Data section:
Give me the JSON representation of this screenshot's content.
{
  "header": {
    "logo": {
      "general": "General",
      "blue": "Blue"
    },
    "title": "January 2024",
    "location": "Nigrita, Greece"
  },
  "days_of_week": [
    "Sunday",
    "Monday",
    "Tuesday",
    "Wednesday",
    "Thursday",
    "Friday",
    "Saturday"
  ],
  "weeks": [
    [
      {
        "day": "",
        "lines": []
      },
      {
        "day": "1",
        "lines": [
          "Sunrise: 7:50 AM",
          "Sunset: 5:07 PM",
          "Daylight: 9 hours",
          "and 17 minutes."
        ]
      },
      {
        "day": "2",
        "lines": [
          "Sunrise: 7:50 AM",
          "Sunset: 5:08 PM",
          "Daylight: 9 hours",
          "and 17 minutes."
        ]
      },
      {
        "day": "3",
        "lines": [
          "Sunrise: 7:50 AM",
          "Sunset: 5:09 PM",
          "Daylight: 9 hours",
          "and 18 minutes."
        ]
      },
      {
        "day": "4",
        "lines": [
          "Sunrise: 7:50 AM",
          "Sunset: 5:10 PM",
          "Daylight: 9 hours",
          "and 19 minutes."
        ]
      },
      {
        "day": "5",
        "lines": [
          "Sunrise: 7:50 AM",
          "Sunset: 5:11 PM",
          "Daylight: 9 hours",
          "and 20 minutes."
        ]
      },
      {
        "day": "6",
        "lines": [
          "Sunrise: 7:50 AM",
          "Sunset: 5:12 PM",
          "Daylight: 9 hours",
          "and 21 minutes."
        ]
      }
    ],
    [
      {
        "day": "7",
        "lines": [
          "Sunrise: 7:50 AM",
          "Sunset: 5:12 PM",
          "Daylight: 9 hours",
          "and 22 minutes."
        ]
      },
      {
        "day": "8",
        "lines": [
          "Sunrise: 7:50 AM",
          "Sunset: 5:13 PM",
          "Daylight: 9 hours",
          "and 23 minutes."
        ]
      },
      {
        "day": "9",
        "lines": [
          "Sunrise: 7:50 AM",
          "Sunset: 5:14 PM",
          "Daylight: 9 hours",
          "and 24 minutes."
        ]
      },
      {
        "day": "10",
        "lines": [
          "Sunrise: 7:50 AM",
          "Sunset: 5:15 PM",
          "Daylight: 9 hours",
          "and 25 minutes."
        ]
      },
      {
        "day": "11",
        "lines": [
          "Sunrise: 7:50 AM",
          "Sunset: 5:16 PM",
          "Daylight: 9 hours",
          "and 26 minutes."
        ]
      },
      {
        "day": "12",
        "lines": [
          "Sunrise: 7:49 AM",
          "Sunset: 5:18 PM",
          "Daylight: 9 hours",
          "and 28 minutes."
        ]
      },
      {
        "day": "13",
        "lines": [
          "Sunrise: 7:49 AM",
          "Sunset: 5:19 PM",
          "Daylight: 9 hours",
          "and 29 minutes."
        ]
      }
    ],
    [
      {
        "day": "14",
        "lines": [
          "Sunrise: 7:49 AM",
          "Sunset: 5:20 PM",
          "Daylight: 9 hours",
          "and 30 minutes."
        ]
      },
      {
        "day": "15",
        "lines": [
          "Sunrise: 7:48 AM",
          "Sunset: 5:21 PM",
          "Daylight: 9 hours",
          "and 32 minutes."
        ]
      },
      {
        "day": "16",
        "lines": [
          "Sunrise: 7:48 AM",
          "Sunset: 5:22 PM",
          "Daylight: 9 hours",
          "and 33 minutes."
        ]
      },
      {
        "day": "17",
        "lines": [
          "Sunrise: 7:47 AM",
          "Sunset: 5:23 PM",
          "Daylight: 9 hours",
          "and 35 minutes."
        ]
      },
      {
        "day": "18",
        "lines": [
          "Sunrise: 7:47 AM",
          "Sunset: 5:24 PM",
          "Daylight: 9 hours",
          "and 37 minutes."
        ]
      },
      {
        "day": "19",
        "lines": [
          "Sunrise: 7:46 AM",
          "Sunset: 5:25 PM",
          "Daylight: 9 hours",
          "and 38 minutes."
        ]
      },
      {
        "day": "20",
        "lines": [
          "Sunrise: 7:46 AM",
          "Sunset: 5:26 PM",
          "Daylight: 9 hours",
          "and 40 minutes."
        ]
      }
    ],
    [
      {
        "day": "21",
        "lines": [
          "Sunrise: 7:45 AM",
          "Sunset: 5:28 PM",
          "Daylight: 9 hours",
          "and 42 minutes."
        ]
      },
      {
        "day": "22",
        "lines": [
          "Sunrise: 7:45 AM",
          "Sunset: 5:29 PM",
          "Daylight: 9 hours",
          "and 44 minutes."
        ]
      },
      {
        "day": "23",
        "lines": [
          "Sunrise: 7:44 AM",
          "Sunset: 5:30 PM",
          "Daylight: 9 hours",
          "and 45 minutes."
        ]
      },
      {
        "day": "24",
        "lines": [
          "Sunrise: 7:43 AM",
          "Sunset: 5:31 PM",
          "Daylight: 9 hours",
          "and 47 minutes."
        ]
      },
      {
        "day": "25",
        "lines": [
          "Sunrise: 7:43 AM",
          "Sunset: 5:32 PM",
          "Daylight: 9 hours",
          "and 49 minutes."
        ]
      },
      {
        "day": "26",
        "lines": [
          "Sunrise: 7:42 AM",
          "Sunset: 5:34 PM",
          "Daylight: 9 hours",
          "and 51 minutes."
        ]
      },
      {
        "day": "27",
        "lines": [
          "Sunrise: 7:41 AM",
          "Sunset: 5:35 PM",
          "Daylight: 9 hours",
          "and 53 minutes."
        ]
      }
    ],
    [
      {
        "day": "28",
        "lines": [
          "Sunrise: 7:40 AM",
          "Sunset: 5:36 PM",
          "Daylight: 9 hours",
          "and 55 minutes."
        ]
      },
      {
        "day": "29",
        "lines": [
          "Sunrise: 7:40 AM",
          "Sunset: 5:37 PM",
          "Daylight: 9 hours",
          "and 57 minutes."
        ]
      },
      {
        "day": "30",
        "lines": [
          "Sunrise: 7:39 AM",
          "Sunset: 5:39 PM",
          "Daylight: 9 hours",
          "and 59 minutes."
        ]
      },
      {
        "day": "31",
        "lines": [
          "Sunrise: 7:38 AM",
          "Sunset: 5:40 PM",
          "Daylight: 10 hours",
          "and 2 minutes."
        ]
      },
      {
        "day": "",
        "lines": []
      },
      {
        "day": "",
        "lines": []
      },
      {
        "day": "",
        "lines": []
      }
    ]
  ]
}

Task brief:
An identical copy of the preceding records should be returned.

Task result:
Give me the JSON representation of this screenshot's content.
{
  "header": {
    "logo": {
      "general": "General",
      "blue": "Blue"
    },
    "title": "January 2024",
    "location": "Nigrita, Greece"
  },
  "days_of_week": [
    "Sunday",
    "Monday",
    "Tuesday",
    "Wednesday",
    "Thursday",
    "Friday",
    "Saturday"
  ],
  "weeks": [
    [
      {
        "day": "",
        "lines": []
      },
      {
        "day": "1",
        "lines": [
          "Sunrise: 7:50 AM",
          "Sunset: 5:07 PM",
          "Daylight: 9 hours",
          "and 17 minutes."
        ]
      },
      {
        "day": "2",
        "lines": [
          "Sunrise: 7:50 AM",
          "Sunset: 5:08 PM",
          "Daylight: 9 hours",
          "and 17 minutes."
        ]
      },
      {
        "day": "3",
        "lines": [
          "Sunrise: 7:50 AM",
          "Sunset: 5:09 PM",
          "Daylight: 9 hours",
          "and 18 minutes."
        ]
      },
      {
        "day": "4",
        "lines": [
          "Sunrise: 7:50 AM",
          "Sunset: 5:10 PM",
          "Daylight: 9 hours",
          "and 19 minutes."
        ]
      },
      {
        "day": "5",
        "lines": [
          "Sunrise: 7:50 AM",
          "Sunset: 5:11 PM",
          "Daylight: 9 hours",
          "and 20 minutes."
        ]
      },
      {
        "day": "6",
        "lines": [
          "Sunrise: 7:50 AM",
          "Sunset: 5:12 PM",
          "Daylight: 9 hours",
          "and 21 minutes."
        ]
      }
    ],
    [
      {
        "day": "7",
        "lines": [
          "Sunrise: 7:50 AM",
          "Sunset: 5:12 PM",
          "Daylight: 9 hours",
          "and 22 minutes."
        ]
      },
      {
        "day": "8",
        "lines": [
          "Sunrise: 7:50 AM",
          "Sunset: 5:13 PM",
          "Daylight: 9 hours",
          "and 23 minutes."
        ]
      },
      {
        "day": "9",
        "lines": [
          "Sunrise: 7:50 AM",
          "Sunset: 5:14 PM",
          "Daylight: 9 hours",
          "and 24 minutes."
        ]
      },
      {
        "day": "10",
        "lines": [
          "Sunrise: 7:50 AM",
          "Sunset: 5:15 PM",
          "Daylight: 9 hours",
          "and 25 minutes."
        ]
      },
      {
        "day": "11",
        "lines": [
          "Sunrise: 7:50 AM",
          "Sunset: 5:16 PM",
          "Daylight: 9 hours",
          "and 26 minutes."
        ]
      },
      {
        "day": "12",
        "lines": [
          "Sunrise: 7:49 AM",
          "Sunset: 5:18 PM",
          "Daylight: 9 hours",
          "and 28 minutes."
        ]
      },
      {
        "day": "13",
        "lines": [
          "Sunrise: 7:49 AM",
          "Sunset: 5:19 PM",
          "Daylight: 9 hours",
          "and 29 minutes."
        ]
      }
    ],
    [
      {
        "day": "14",
        "lines": [
          "Sunrise: 7:49 AM",
          "Sunset: 5:20 PM",
          "Daylight: 9 hours",
          "and 30 minutes."
        ]
      },
      {
        "day": "15",
        "lines": [
          "Sunrise: 7:48 AM",
          "Sunset: 5:21 PM",
          "Daylight: 9 hours",
          "and 32 minutes."
        ]
      },
      {
        "day": "16",
        "lines": [
          "Sunrise: 7:48 AM",
          "Sunset: 5:22 PM",
          "Daylight: 9 hours",
          "and 33 minutes."
        ]
      },
      {
        "day": "17",
        "lines": [
          "Sunrise: 7:47 AM",
          "Sunset: 5:23 PM",
          "Daylight: 9 hours",
          "and 35 minutes."
        ]
      },
      {
        "day": "18",
        "lines": [
          "Sunrise: 7:47 AM",
          "Sunset: 5:24 PM",
          "Daylight: 9 hours",
          "and 37 minutes."
        ]
      },
      {
        "day": "19",
        "lines": [
          "Sunrise: 7:46 AM",
          "Sunset: 5:25 PM",
          "Daylight: 9 hours",
          "and 38 minutes."
        ]
      },
      {
        "day": "20",
        "lines": [
          "Sunrise: 7:46 AM",
          "Sunset: 5:26 PM",
          "Daylight: 9 hours",
          "and 40 minutes."
        ]
      }
    ],
    [
      {
        "day": "21",
        "lines": [
          "Sunrise: 7:45 AM",
          "Sunset: 5:28 PM",
          "Daylight: 9 hours",
          "and 42 minutes."
        ]
      },
      {
        "day": "22",
        "lines": [
          "Sunrise: 7:45 AM",
          "Sunset: 5:29 PM",
          "Daylight: 9 hours",
          "and 44 minutes."
        ]
      },
      {
        "day": "23",
        "lines": [
          "Sunrise: 7:44 AM",
          "Sunset: 5:30 PM",
          "Daylight: 9 hours",
          "and 45 minutes."
        ]
      },
      {
        "day": "24",
        "lines": [
          "Sunrise: 7:43 AM",
          "Sunset: 5:31 PM",
          "Daylight: 9 hours",
          "and 47 minutes."
        ]
      },
      {
        "day": "25",
        "lines": [
          "Sunrise: 7:43 AM",
          "Sunset: 5:32 PM",
          "Daylight: 9 hours",
          "and 49 minutes."
        ]
      },
      {
        "day": "26",
        "lines": [
          "Sunrise: 7:42 AM",
          "Sunset: 5:34 PM",
          "Daylight: 9 hours",
          "and 51 minutes."
        ]
      },
      {
        "day": "27",
        "lines": [
          "Sunrise: 7:41 AM",
          "Sunset: 5:35 PM",
          "Daylight: 9 hours",
          "and 53 minutes."
        ]
      }
    ],
    [
      {
        "day": "28",
        "lines": [
          "Sunrise: 7:40 AM",
          "Sunset: 5:36 PM",
          "Daylight: 9 hours",
          "and 55 minutes."
        ]
      },
      {
        "day": "29",
        "lines": [
          "Sunrise: 7:40 AM",
          "Sunset: 5:37 PM",
          "Daylight: 9 hours",
          "and 57 minutes."
        ]
      },
      {
        "day": "30",
        "lines": [
          "Sunrise: 7:39 AM",
          "Sunset: 5:39 PM",
          "Daylight: 9 hours",
          "and 59 minutes."
        ]
      },
      {
        "day": "31",
        "lines": [
          "Sunrise: 7:38 AM",
          "Sunset: 5:40 PM",
          "Daylight: 10 hours",
          "and 2 minutes."
        ]
      },
      {
        "day": "",
        "lines": []
      },
      {
        "day": "",
        "lines": []
      },
      {
        "day": "",
        "lines": []
      }
    ]
  ]
}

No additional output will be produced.